[Dataset rows for apps and sites]
= = = =
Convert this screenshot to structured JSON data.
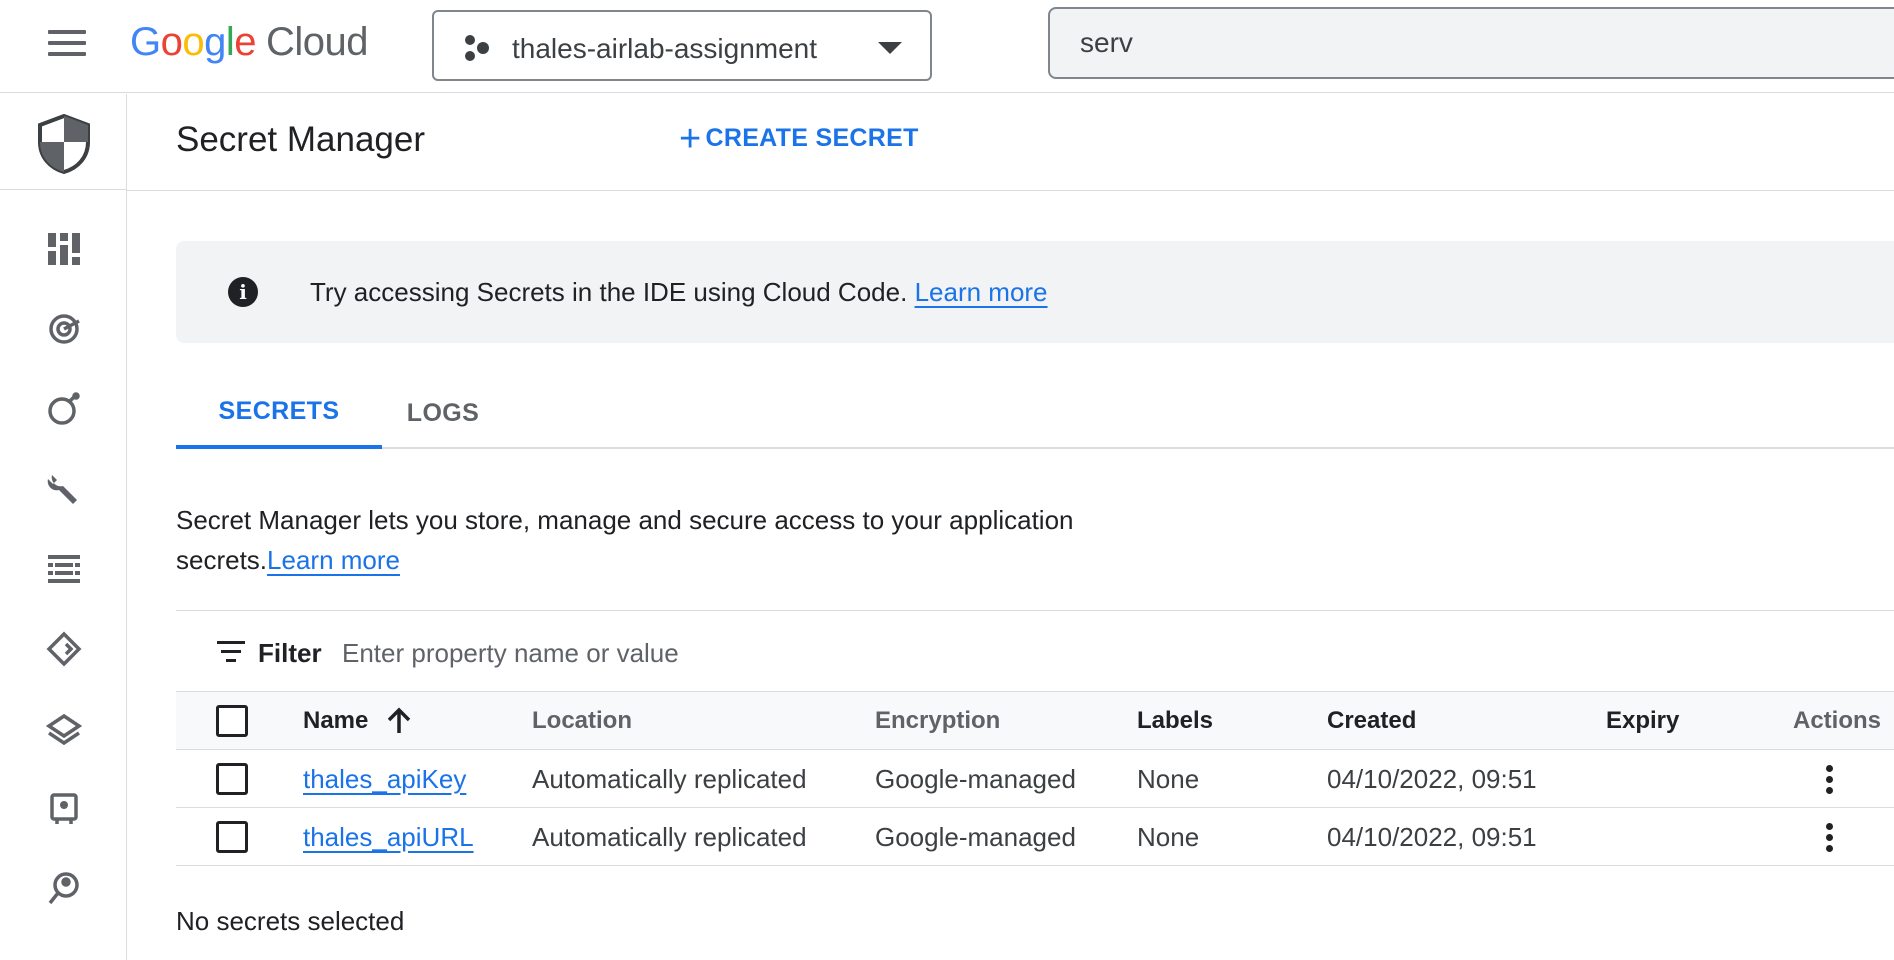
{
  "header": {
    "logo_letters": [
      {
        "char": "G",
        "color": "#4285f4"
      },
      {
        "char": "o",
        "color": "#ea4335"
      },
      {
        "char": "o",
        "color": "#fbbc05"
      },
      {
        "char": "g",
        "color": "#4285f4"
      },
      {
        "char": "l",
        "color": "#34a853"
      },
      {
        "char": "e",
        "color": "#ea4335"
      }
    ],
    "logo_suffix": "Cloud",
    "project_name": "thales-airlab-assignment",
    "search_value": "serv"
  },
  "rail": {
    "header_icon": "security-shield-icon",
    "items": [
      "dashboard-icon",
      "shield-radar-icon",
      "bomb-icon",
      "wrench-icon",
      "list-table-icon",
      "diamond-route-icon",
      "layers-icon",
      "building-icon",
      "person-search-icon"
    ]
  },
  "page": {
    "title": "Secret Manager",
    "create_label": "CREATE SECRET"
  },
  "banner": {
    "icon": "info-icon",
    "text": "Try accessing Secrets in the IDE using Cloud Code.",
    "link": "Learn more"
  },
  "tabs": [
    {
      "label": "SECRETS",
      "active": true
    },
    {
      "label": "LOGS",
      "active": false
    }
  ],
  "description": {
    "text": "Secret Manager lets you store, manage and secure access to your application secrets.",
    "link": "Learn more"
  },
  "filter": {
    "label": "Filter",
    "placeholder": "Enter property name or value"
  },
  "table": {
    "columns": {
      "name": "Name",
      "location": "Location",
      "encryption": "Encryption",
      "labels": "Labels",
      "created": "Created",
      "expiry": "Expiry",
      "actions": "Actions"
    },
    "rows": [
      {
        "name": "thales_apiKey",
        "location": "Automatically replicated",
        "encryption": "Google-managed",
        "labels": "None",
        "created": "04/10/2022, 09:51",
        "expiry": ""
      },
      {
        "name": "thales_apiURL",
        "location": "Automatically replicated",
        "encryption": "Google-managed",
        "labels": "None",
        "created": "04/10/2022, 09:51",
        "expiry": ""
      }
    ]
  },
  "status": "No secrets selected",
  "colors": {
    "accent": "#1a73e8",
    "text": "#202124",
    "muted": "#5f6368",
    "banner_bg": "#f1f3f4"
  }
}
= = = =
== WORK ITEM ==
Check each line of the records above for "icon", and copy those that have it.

== ANSWER SECTION ==
    "header_icon": "security-shield-icon",
      "dashboard-icon",
      "shield-radar-icon",
      "bomb-icon",
      "wrench-icon",
      "list-table-icon",
      "diamond-route-icon",
      "layers-icon",
      "building-icon",
      "person-search-icon"
    "icon": "info-icon",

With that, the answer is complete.